“An important finding from our review is that at a time when [we] are seeking a substantial increase in government funding for opioid-addiction treatment programs … polls show a large share of the public uncertain about the long-term effectiveness of treatment,” the authors wrote.
They speculate this uncertainty might lead to less funding for alternative treatments to opioids and less funding for people recovering from addiction.
“Sometimes we don’t know everything,” said Despres, “but we should still open up and embrace what could be. If [non-drug therapies] don’t work, you haven’t lost anything. If it does help, you’re better off.”
That’s why engaging employers and their employees is imperative.
“If we see an employer with a pattern of the same injuries, we can offer many possible solutions from ergonomic improvements to classes for body mechanics training.”
A Balancing Act
But one size doesn’t fit all when it comes to pain relief, and while non-drug pain therapies do help, Pew said that doing away with drugs altogether would be unwise.
“Every person is an individual and needs customized — individualized — treatment plans. Every individual is different. How they deal with pain is different, what their support system is like is different — that’s why treating pain is so difficult.
“Exercise, a better diet, yoga and other non-pharmaceutical treatments are effective, but often underutilized components to a successful pain management protocol. But trying to come up with a one-size-fits-all is counter to common sense,” he added.
In a 2017 study released by JAMA, researchers examined patients admitted to the emergency room for pain-related causes. They monitored the cause of their pain and what medicine brought them relief.
Acetaminophen and ibuprofen were found to be more effective than opioids. Combined, they had as much of an effect on pain as opioids.
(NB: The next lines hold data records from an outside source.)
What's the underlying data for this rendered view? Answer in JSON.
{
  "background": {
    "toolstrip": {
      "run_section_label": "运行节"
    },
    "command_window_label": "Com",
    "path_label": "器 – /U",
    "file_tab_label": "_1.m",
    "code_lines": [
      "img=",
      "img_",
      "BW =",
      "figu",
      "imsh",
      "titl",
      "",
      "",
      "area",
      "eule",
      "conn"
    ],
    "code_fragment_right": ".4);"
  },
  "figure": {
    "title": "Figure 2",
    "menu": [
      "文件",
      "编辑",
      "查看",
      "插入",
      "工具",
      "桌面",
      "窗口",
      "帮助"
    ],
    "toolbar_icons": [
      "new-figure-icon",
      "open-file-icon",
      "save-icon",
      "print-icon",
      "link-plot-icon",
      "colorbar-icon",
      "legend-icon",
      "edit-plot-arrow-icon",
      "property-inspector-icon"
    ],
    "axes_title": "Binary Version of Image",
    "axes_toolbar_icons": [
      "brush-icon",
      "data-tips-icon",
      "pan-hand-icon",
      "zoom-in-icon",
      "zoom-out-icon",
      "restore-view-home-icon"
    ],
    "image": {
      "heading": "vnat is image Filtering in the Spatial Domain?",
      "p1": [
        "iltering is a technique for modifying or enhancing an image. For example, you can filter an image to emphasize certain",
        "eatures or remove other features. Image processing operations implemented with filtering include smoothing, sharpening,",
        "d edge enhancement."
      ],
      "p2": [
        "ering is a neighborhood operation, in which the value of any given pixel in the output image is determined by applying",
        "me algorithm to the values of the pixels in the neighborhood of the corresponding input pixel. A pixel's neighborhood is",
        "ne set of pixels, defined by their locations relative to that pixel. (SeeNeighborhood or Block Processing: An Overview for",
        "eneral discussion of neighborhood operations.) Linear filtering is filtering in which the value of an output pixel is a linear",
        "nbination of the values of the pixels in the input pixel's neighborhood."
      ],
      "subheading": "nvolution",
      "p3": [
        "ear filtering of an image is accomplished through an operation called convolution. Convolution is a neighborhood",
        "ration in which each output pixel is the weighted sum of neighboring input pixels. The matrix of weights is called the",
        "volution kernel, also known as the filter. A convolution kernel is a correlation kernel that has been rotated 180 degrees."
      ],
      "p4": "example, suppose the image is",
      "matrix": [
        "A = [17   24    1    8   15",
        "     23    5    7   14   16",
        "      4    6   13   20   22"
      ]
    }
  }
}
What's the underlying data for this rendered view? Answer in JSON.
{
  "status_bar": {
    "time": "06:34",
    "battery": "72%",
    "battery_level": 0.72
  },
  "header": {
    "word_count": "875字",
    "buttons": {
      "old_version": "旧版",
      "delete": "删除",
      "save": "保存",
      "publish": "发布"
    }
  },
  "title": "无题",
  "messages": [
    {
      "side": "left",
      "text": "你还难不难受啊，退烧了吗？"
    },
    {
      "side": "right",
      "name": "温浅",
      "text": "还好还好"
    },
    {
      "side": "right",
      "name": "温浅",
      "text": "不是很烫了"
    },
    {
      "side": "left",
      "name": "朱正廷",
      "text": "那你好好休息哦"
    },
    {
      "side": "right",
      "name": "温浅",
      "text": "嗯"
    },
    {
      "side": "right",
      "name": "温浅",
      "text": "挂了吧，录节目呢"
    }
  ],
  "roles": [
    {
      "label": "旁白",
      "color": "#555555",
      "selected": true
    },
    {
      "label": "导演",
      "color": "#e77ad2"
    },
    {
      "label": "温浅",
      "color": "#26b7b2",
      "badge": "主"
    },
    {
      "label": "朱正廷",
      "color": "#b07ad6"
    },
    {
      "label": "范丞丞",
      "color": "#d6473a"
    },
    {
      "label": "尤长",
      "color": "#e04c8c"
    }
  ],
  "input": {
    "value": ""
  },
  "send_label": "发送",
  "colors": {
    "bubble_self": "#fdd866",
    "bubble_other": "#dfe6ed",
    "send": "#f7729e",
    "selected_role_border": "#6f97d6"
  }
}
Iglesias added, “We do need to move beyond opioids. Other pharmaceuticals do have a role to play, but we need to embrace other modalities of treating pain.” &